Recognition[edit]

In 1987 the University of Kent at Canterbury awarded honorary degrees to Postgate and Firmin. In his speech, Postgate stated that the degree was really intended for Bagpuss, who was subsequently displayed in academic dress.[15]

In 1999 the series came first in a BBC poll selecting the nation's favourite children's show.[16] It also came fourth in the 2001 Channel 4 poll The 100 Greatest Kids' TV shows.[17]

In 2002 and 2005 a stage show of Bagpuss songs toured UK folk festivals and theatres with original singers Sandra Kerr and John Faulkner, along with Kerr's daughter Nancy Kerr and her husband, James Fagan.

In June 2002, the charity Hospices of Hope opened the Bagpuss Children's Wing in its hospice in Brașov, Romania. The wing was funded entirely by Postgate from royalties received from the BBC. In April 2012, Marc Jenner from Tunbridge Wells in Kent ran in the Virgin London Marathon dressed in a 7-foot (2.1 m) Bagpuss costume to raise money for the charity, supported by Emily Firmin and Postgate's family.

Thom Yorke of the band Radiohead has claimed to be a fan of the show, watching it with his son. It was an influence for 2003 album Hail to the Thief.[citation needed]

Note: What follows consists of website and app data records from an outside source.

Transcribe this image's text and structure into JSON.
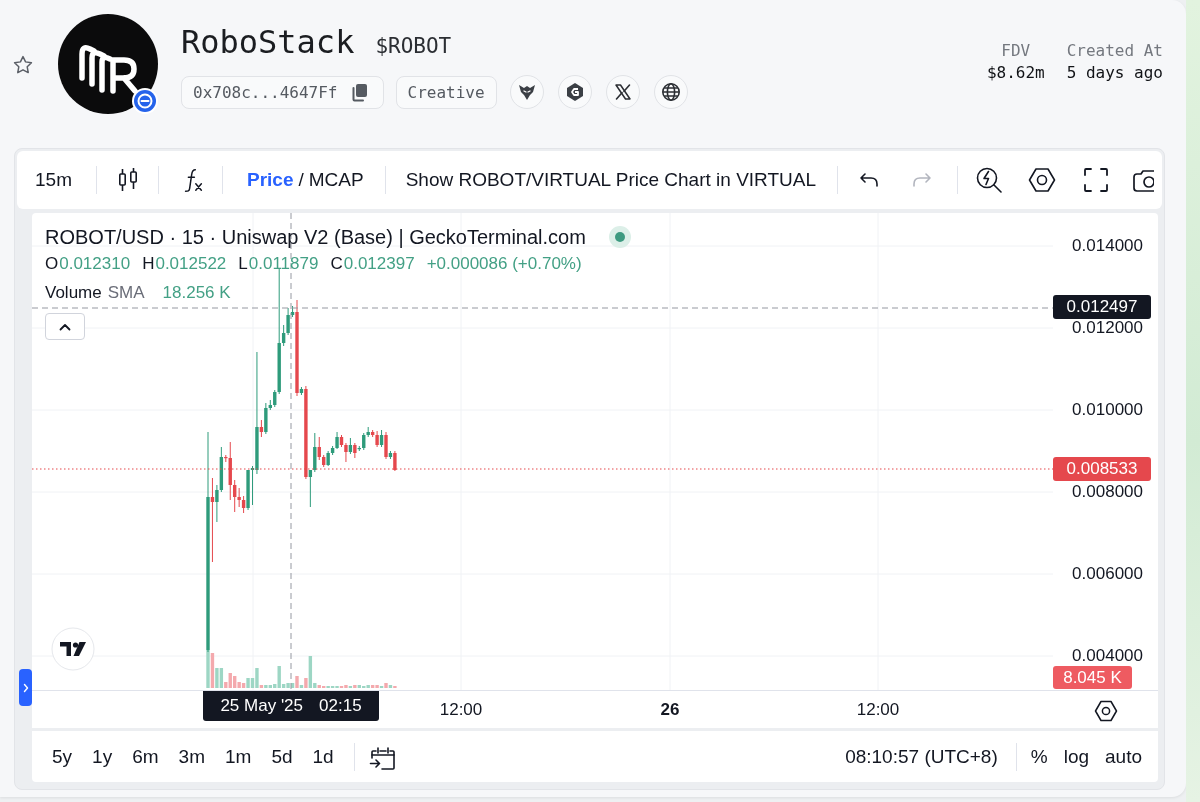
{
  "header": {
    "starred": false,
    "token": {
      "name": "RoboStack",
      "ticker": "$ROBOT",
      "address": "0x708c...4647Ff",
      "category": "Creative"
    },
    "stats": [
      {
        "label": "FDV",
        "value": "$8.62m"
      },
      {
        "label": "Created At",
        "value": "5 days ago"
      }
    ]
  },
  "toolbar": {
    "interval": "15m",
    "price_modes": [
      {
        "label": "Price",
        "selected": true
      },
      {
        "label": "MCAP",
        "selected": false
      }
    ],
    "mode_separator": "/",
    "compare_button": "Show ROBOT/VIRTUAL Price Chart in VIRTUAL",
    "undo": {
      "disabled": false
    },
    "redo": {
      "disabled": true
    }
  },
  "chart": {
    "legend": {
      "title": "ROBOT/USD · 15 · Uniswap V2 (Base) | GeckoTerminal.com",
      "ohlc": [
        {
          "key": "O",
          "value": "0.012310"
        },
        {
          "key": "H",
          "value": "0.012522"
        },
        {
          "key": "L",
          "value": "0.011879"
        },
        {
          "key": "C",
          "value": "0.012397"
        }
      ],
      "change": "+0.000086 (+0.70%)",
      "volume": {
        "label": "Volume",
        "indicator": "SMA",
        "value": "18.256 K"
      }
    },
    "price_axis": [
      "0.014000",
      "0.012000",
      "0.010000",
      "0.008000",
      "0.006000",
      "0.004000"
    ],
    "crosshair_price": "0.012497",
    "last_price": "0.008533",
    "last_volume": "8.045 K",
    "time_axis": [
      {
        "label": "12:00",
        "kind": "time"
      },
      {
        "label": "26",
        "kind": "day"
      },
      {
        "label": "12:00",
        "kind": "time"
      }
    ],
    "crosshair_time": {
      "date": "25 May '25",
      "time": "02:15"
    }
  },
  "bottom_bar": {
    "ranges": [
      {
        "label": "5y",
        "selected": false
      },
      {
        "label": "1y",
        "selected": false
      },
      {
        "label": "6m",
        "selected": false
      },
      {
        "label": "3m",
        "selected": false
      },
      {
        "label": "1m",
        "selected": false
      },
      {
        "label": "5d",
        "selected": false
      },
      {
        "label": "1d",
        "selected": false
      }
    ],
    "clock": "08:10:57 (UTC+8)",
    "scale_options": [
      {
        "label": "%",
        "on": false
      },
      {
        "label": "log",
        "on": false
      },
      {
        "label": "auto",
        "on": false
      }
    ]
  }
}
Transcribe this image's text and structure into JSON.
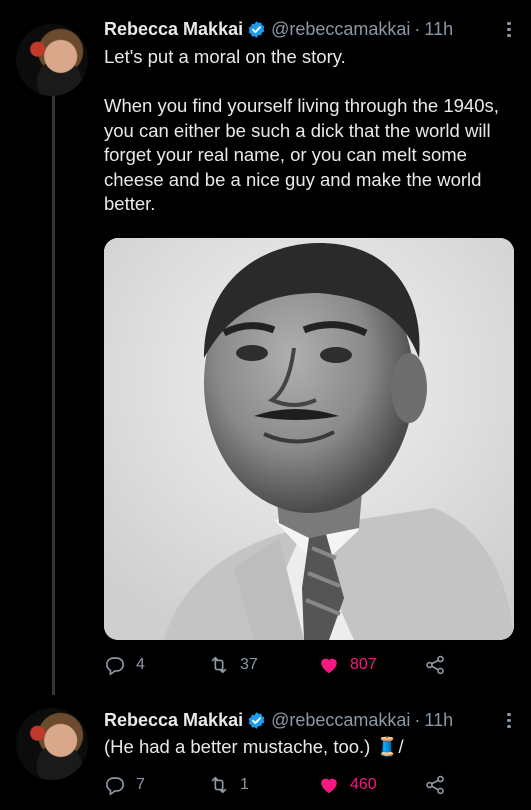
{
  "tweets": [
    {
      "author": {
        "name": "Rebecca Makkai",
        "handle": "@rebeccamakkai",
        "verified": true
      },
      "time": "11h",
      "text": "Let's put a moral on the story.\n\nWhen you find yourself living through the 1940s, you can either be such a dick that the world will forget your real name, or you can melt some cheese and be a nice guy and make the world better.",
      "media": {
        "type": "photo",
        "subject": "black-and-white portrait"
      },
      "metrics": {
        "replies": "4",
        "retweets": "37",
        "likes": "807"
      },
      "liked": true
    },
    {
      "author": {
        "name": "Rebecca Makkai",
        "handle": "@rebeccamakkai",
        "verified": true
      },
      "time": "11h",
      "text": "(He had a better mustache, too.) 🧵/",
      "metrics": {
        "replies": "7",
        "retweets": "1",
        "likes": "460"
      },
      "liked": true
    }
  ],
  "colors": {
    "background": "#000000",
    "text_primary": "#e7e9ea",
    "text_secondary": "#8b98a5",
    "verified": "#1d9bf0",
    "like": "#f91880"
  }
}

The character appeared on one of the twelve postage stamps issued by Royal Mail in January 2014 to celebrate classic children's programmes.[18]

References[edit]

  1. ^ a b Runcie, Charlotte (12 February 2014). "Happy 40th birthday, Bagpuss!". The Telegraph. Retrieved 12 February 2014. 
  2. ^ a b "Bagpuss – The intro". The Smallfilms Treasury. Archived from the original on 21 December 2007. Retrieved 11 November 2007. 
  3. ^ a b "Bagpuss – See Emily Play". BBC. 9 December 2008. Retrieved 12 September 2008. 
  4. ^ Hayward, Anthony (2012), "Postgate, (Richard) Oliver (1925–2008)", Oxford Dictionary of National Biography, Oxford University Press, retrieved 28 May 2012  (subscription or UK public library membership required)
  5. ^ Duffy, Jonathan (9 December 2008). "UK | Magazine | See Emily play". BBC News. Retrieved 24 July 2009. 
  6. ^ Channel 4 News, 9 December 2008.
  7. ^ Postgate, Oliver (2000) Seeing Things-A Memoir ISBN 978-1-84767-840-9
  8. ^ "Francis Frith Archive". Retrieved 22 November 2011. 
  9. ^ "The Stories". Smallfilms. Retrieved 26 February 2014. 
  10. ^ "Made in the 70s, still going strong". BBC News. 17 May 1999. Retrieved 26 February 2014. 
  11. ^ "The Video and DVD". Smallfilms. Retrieved 26 February 2014. 
  12. ^ "Bagpuss: The Complete Bagpuss (Animated) (DVD)". BBCSHOP.COM. Retrieved 26 February 2014. 
  13. ^ "Saggy old cloth cat pulls in the crowds". Canterbury Adscene (Kent Regional News and Media). 9 November 2007. pp. 4–5. 
  14. ^ "Easter opening for Rupert Bear museum". Kent Messenger. 14 April 2003. Retrieved 23 February 2013. 
  15. ^ "A Canterbury Chronicle". Arts, leisure and public events. University of Kent. Archived from the original on 30 September 2007. Retrieved 29 November 2006. 
  16. ^ "Entertainment: Bagpuss cream of television". London: BBC News. 1 October 1999. Retrieved 21 September 2007. 
  17. ^ "Simpsons tops kids' TV poll". BBC News. 28 September 2001. Retrieved 21 September 2007. 
  18. ^ "Royal Mail's children's TV stamps – in pictures". The Guardian. 4 January 2014. Retrieved 12 February 2014. 

External links[edit]